As I’ve mentioned a time or a thousand, all I care about is encouraging people to read. The how or what is far less important to me.
However, a whole lot of people do care about the manner in which people consume books.
Jonathan Franzen and his cronies, for example, have stated that “serious readers” don’t read digitally. Other people have accused digital readers of heading to their Kindles or Nooks because they want to hide what they’re reading. Sometimes I can’t help but feel that I’m perceived as a less-serious reader or a traitor to “book culture” because I prefer a digital format, and honestly, that really bothers me.

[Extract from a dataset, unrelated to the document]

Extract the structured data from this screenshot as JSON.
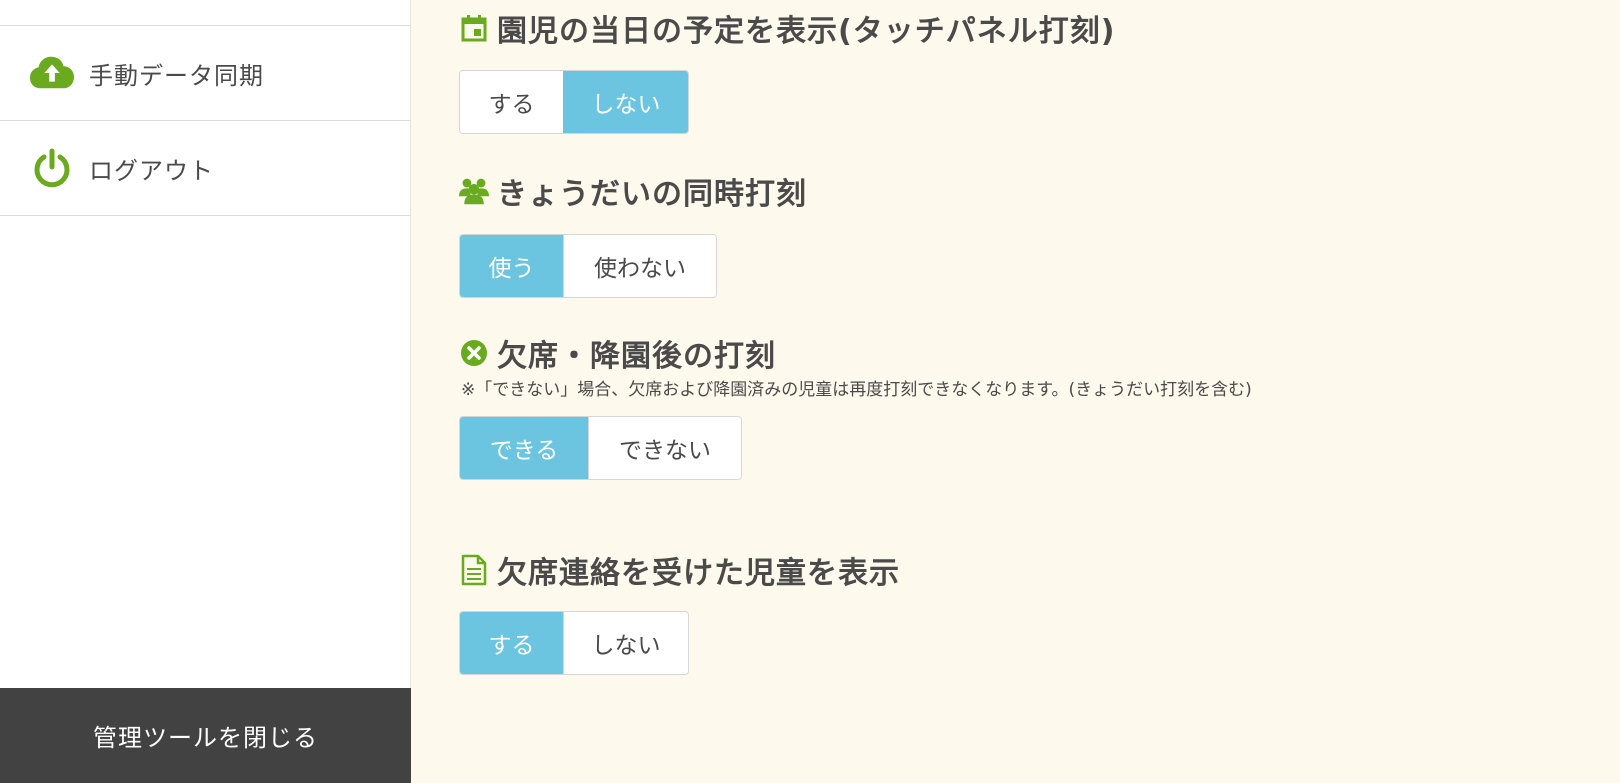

Whenever I come across another sweeping statement—which happens at least once a week—about people’s reading format preferences, I get my feathers ruffled. (The same feather-ruffling happens when 20-something digital natives accuse folks who prefer paper of being Luddites. Choice is a good thing—which is also why I think the possibility of print-on-demand is very intriguing.)
In the effort of doing my little part of thwart the sweeping, inaccurate statements that pepper the web about the way people choose to consume books, I thought I’d delve a bit more into issues related to ereading and digital “stuff” (i.e., digital design, etc) in general, since I spend much of my time embedded in a digital environment and am an avid e-reader. I’ll start with talking about why I elect to primarily e-read. Contrary to the popular commentary, it has absolutely nothing to do with being embarrassed by what I read—instead, it involves a lot of factors, both sheer preference and the practical.